↓

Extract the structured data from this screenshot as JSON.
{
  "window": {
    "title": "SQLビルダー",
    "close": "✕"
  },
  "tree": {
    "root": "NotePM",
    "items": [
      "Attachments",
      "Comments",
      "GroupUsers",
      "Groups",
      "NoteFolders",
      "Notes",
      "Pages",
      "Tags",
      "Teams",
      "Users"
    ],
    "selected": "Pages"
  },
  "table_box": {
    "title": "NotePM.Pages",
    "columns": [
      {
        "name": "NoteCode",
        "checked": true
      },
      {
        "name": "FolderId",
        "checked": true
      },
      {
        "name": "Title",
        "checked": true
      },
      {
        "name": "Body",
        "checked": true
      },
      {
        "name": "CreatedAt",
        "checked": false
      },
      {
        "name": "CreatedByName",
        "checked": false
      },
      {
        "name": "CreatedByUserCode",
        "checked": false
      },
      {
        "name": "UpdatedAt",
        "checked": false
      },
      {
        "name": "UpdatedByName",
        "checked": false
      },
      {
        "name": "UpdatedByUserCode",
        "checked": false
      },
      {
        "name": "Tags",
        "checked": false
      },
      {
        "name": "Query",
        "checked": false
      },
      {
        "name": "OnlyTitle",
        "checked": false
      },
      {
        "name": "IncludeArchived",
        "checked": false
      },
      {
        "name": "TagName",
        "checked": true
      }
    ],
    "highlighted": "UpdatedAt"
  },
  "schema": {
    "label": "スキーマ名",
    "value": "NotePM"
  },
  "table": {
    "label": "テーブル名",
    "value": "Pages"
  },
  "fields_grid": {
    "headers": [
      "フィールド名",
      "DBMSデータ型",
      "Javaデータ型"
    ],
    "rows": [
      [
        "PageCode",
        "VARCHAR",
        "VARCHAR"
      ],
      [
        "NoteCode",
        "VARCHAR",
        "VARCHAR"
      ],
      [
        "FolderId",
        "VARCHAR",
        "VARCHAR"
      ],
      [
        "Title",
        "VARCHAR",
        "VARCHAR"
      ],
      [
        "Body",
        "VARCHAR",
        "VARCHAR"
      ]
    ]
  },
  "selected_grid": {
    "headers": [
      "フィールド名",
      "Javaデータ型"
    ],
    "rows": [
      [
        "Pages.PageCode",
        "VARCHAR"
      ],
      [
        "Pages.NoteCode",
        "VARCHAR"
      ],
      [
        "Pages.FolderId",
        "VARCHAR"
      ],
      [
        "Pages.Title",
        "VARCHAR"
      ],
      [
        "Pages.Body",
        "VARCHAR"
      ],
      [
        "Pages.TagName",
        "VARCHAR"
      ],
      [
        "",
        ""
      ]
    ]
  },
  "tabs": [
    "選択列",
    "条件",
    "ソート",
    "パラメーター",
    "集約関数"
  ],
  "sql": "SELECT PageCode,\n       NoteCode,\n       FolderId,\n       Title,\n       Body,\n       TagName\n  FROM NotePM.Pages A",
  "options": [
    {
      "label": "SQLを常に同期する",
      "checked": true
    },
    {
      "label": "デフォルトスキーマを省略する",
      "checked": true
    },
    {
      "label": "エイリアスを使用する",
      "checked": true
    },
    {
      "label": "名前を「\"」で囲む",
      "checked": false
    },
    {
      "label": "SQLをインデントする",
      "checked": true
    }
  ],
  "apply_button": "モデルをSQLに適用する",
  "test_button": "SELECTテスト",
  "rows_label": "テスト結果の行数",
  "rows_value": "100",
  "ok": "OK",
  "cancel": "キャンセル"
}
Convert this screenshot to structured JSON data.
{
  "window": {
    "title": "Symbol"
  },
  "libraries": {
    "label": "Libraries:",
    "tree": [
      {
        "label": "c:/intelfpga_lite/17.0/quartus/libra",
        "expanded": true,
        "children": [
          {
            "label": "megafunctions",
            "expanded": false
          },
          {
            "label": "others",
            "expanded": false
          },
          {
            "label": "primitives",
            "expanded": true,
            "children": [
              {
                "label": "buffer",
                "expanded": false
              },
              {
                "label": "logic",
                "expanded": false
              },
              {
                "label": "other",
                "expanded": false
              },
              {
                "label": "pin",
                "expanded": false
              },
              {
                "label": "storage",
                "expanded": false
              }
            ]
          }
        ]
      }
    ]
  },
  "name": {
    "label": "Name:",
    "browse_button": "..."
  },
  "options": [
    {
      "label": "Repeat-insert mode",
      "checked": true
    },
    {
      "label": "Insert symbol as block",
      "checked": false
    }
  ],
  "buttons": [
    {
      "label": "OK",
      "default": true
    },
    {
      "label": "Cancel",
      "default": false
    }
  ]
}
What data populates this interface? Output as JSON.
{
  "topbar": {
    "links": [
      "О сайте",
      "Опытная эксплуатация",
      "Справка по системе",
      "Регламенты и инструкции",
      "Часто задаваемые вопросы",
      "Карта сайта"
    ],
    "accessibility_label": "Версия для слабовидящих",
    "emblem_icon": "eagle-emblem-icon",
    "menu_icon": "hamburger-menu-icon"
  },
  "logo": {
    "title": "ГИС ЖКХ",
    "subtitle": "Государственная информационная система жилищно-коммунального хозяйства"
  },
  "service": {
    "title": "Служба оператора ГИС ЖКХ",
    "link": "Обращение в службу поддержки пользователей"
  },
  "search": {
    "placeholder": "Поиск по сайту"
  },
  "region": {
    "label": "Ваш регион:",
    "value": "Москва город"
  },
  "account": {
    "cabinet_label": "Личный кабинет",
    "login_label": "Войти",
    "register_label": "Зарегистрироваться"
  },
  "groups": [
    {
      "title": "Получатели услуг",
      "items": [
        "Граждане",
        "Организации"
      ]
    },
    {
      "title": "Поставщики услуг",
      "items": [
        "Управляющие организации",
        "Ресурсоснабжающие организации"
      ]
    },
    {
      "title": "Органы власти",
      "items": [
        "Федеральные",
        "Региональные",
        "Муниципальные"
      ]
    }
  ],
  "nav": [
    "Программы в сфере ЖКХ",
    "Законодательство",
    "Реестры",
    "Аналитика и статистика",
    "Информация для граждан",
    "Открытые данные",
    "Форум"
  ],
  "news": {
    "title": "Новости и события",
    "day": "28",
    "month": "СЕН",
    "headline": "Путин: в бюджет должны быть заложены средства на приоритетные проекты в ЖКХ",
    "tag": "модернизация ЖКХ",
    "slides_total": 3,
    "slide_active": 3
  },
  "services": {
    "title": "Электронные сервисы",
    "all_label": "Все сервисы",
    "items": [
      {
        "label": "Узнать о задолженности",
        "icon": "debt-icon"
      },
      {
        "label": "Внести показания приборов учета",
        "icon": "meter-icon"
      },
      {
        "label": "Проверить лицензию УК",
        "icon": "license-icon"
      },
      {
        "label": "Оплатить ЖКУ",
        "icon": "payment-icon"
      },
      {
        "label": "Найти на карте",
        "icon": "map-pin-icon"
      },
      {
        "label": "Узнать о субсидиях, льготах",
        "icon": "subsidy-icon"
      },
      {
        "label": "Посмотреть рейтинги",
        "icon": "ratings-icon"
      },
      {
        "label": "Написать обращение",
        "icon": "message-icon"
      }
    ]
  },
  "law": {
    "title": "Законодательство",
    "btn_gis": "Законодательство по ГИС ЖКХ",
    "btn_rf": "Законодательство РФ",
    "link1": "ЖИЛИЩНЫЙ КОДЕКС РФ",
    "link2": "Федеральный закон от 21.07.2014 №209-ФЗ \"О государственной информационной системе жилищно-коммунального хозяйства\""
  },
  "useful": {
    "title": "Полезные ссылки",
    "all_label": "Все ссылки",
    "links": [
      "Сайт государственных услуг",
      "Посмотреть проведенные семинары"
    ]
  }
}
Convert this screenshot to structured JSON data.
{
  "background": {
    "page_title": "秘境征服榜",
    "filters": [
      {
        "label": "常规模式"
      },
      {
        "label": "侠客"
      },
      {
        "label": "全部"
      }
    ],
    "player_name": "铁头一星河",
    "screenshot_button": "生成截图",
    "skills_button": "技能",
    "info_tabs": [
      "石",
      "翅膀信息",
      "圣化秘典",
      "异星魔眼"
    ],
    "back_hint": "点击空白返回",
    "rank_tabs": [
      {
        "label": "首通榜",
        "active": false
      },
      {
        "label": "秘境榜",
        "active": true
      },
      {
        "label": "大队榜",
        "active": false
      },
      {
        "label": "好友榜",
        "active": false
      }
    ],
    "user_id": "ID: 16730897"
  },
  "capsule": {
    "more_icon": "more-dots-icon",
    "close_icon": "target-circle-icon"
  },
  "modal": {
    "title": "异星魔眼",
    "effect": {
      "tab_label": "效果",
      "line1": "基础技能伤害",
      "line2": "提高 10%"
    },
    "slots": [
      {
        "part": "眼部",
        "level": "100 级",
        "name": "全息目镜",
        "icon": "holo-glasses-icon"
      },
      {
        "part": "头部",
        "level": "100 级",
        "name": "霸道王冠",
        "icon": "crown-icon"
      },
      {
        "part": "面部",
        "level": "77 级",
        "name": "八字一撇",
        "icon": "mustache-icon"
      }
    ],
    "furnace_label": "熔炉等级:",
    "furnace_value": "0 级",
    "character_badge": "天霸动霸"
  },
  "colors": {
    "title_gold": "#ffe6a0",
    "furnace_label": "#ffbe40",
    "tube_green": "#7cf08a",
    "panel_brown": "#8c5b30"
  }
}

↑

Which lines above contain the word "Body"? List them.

        "name": "Body",
        "Body",
        "Pages.Body",
  "sql": "SELECT PageCode,\n       NoteCode,\n       FolderId,\n       Title,\n       Body,\n       TagName\n  FROM NotePM.Pages A",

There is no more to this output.